“This isn’t a vi­sion for safety,” said John M. Simp­son, Con­sumer Watch­dog’s pri­vacy project di­rec­tor. “It’s a road map that al­lows man­u­fac­tur­ers to do what­ever they want, wher­ever and when­ever they want, turn­ing our roads into pri­vate lab­o­ra­to­ries for ro­bot cars with no re­gard for our safety.”

Two House Democrats, Frank Pal­lone Jr. of New Jersey and Jan Schakowsky of Illi­nois, is­sued a state­ment that calls Chao’s move a step back­ward: “The ad­min­is­tra­tion chose to cave to in­dus­try and pres­sure the states into not act­ing.”

But driver­less ve­hi­cle pro­po­nents cheered Chao’s pre­sen­ta­tion. “This is great news. Over-reg­u­lat­ing au­ton­o­mous ve­hi­cles will slow down the adop­tion of a technology which will cre­ate mil­lions of new high-pay­ing jobs across the United States and make roads safer for all Amer­i­cans,” driver­less in­dus­try con­sul­tant Grayson Brulte said.

Mitch Bain­wol, chief ex­ec­u­tive of the Al­liance of Au­to­mo­bile Man­u­fac­tur­ers lobby group, ap­peared at the Chao event and said, “The fu­ture is not some­thing we should be afraid of or try to slow down.”

The new stan­dards re­place guide­lines pub­lished by the Obama ad­min­is­tra­tion in Septem­ber 2016 that asked au­tomak­ers to vol­un­tar­ily sub­mit re­ports on a 15point “safety as­sess­ment.” They were also urged, but not re­quired, to de­fer to fed­eral rules on safety. Chao did not crit­i­cize those guide­lines, but called them “Vi­sion for Safety 1.0.”

“The new pol­icy ad­justs the tone but con­tin­ues much of the sub­stance of [the Obama ad­min­is­tra­tion] doc­u­ment,” said Bryant Walker Smith, law pro­fes­sor at the Univer­sity of South Carolina. “It clearly re­flects the in­put of the tra­di­tional au­to­mo­tive in­dus­try but doesn’t ex­clude po­ten­tial new en­trants such as Waymo.”

The pre­vi­ous ap­proach, how­ever, didn’t elim­i­nate a patch­work of state-by-state reg­u­la­tions. Cal­i­for­nia’s reg­u­la­tions, for ex­am­ple, are con­sid­ered fairly strict. Florida, Michi­gan and Ari­zona barely reg­u­late driver­less cars.

The new “Vi­sion for Safety” ad­vises state of­fi­cials to re­main technology-neu­tral and not fa­vor tra­di­tional au­tomak­ers over technology com­pa­nies; to re­move reg­u­la­tory bar­ri­ers that keep driver­less cars off the roads; and to make the fed­eral Trans­porta­tion Depart­ment’s vol­un­tary rec­om­men­da­tions into law.
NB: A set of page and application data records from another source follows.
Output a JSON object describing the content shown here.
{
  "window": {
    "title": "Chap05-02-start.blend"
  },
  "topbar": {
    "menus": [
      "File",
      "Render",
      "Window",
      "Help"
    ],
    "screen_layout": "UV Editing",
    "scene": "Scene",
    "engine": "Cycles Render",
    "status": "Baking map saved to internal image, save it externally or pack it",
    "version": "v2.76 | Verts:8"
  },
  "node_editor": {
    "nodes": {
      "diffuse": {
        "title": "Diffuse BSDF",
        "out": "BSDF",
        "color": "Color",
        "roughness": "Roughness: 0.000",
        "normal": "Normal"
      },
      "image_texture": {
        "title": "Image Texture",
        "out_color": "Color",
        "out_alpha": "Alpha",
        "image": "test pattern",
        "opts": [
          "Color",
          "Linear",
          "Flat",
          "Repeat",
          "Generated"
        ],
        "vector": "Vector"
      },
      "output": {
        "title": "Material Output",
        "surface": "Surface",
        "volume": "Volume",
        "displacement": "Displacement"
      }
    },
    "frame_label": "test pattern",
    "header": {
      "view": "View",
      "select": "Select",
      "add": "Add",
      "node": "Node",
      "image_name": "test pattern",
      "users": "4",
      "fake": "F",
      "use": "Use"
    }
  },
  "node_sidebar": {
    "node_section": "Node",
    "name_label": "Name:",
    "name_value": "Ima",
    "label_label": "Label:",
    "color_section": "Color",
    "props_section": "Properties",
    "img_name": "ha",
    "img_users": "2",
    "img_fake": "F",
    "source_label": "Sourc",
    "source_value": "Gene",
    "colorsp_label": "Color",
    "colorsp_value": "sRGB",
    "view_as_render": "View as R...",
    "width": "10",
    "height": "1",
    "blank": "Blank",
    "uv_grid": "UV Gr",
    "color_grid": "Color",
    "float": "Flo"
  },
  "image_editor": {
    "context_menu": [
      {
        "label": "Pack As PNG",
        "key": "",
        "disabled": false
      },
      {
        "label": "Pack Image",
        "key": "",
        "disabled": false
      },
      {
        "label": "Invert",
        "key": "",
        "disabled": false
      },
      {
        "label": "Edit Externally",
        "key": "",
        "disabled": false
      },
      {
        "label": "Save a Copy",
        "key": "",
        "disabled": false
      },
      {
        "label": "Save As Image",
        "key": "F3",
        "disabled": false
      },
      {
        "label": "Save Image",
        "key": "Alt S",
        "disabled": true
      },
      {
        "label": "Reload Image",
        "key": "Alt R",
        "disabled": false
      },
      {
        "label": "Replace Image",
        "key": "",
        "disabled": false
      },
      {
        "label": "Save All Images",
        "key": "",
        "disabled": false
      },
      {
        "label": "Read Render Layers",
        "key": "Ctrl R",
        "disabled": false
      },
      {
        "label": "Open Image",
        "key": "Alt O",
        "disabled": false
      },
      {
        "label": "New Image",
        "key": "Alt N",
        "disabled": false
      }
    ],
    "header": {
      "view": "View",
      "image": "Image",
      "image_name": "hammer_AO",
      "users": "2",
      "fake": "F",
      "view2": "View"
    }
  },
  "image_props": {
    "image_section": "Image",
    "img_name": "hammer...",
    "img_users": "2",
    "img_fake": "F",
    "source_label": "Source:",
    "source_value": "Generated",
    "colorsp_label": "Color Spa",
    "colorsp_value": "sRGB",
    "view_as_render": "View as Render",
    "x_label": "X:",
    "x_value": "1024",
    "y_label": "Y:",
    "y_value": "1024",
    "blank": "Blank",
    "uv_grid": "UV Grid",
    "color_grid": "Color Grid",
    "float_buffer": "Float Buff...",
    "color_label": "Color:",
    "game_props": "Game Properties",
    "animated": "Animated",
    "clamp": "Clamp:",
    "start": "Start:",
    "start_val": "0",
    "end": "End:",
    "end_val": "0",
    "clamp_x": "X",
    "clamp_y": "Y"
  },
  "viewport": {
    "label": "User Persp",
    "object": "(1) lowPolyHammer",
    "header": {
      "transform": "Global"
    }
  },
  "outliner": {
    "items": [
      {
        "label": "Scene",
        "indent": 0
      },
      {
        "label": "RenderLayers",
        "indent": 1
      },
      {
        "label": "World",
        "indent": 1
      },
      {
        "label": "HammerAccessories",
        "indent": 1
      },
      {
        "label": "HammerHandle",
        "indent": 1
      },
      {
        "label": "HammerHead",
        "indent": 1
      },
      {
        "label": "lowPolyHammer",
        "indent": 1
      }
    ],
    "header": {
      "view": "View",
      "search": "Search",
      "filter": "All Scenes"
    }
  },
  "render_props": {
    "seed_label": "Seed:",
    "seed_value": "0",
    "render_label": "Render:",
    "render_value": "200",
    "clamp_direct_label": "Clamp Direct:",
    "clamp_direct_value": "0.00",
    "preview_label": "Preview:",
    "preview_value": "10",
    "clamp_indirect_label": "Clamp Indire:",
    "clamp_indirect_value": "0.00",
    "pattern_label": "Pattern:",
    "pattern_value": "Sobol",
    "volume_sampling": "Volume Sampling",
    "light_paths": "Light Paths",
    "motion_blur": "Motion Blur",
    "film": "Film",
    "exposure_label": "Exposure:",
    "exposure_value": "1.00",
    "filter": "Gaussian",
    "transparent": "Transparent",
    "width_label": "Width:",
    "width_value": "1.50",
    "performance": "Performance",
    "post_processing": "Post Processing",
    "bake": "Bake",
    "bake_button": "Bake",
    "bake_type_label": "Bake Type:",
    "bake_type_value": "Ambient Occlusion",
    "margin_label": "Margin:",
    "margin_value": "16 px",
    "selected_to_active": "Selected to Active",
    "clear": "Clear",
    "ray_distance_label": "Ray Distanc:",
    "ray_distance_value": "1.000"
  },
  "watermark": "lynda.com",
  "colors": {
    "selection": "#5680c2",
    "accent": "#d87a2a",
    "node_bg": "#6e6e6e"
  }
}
New leg­is­la­tion that emerges from Congress, how­ever, could have more se­ri­ous im­pli­ca­tions for state reg­u­la­tions. Un­der the House bill, Cal­i­for­nia and other states could not bar driver­less cars al­lowed un­der fed­eral law.

How that might af­fect a new set of driver­less reg­u­la­tions that Cal­i­for­nia of­fi­cials plan to un­veil by the end of the year is un­clear. The state Depart­ment of Mo­tor Ve­hi­cles, which reg­u­lates driver­less cars, said in a state­ment that it is re­view­ing the new fed­eral guide­lines.

Trans­porta­tion of­fi­cials from both ad­min­is­tra­tions con­sider driver-as­sist technology and au­ton­o­mous cars to be es­sen­tial safety features that could dra­mat­i­cally re­duce col­li­sions, in­juries and deaths.

The vast ma­jor­ity of traf­fic col­li­sions are caused by hu­man driver er­ror, fed­eral safety statis­tics show. Fa­tal­i­ties have been ris­ing in re­cent years as cell­phones and other dis­tract­ing de­vices have be­come more pop­u­lar.

In 2016, U.S. high­way traf­fic deaths rose 6% to about 40,000.

Max Ortiz As­so­ci­ated Press

U.S. TRANS­PORTA­TION Sec­re­tary Elaine Chao an­nounces new vol­un­tary safety guide­lines for self-driv­ing cars in Ann Ar­bor, Mich.

Newspapers in English

Newspapers from USA

© PressReader. All rights reserved.